─── MATERIAL TO PROCESS
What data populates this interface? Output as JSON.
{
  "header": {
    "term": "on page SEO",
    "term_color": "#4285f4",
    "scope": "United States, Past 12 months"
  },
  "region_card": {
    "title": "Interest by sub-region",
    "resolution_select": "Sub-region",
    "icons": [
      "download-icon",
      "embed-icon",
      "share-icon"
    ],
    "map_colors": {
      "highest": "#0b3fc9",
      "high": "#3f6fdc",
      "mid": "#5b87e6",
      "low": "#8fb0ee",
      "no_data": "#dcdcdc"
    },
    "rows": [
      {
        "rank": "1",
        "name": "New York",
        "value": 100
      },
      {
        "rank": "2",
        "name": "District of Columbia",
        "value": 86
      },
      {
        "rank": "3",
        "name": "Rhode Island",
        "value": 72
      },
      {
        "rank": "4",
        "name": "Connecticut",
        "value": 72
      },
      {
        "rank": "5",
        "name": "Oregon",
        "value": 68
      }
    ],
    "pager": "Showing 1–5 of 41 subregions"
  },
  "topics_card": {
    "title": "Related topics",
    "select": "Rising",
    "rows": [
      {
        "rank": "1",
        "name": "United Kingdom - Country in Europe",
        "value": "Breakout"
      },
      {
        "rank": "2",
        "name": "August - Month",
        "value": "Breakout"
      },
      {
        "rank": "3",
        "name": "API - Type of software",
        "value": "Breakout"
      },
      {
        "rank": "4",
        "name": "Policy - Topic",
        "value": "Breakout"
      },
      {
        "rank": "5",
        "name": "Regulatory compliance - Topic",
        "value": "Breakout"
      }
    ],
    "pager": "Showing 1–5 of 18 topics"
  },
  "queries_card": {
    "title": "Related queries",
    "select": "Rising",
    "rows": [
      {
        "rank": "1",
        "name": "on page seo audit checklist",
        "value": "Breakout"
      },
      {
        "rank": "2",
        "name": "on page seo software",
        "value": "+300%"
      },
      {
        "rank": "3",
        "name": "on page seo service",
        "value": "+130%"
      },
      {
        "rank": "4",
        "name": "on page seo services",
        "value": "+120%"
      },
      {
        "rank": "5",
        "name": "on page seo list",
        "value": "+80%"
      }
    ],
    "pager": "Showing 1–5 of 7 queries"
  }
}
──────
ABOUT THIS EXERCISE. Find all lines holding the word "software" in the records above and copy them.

RESULT OF THE TASK.
        "name": "API - Type of software",
        "name": "on page seo software",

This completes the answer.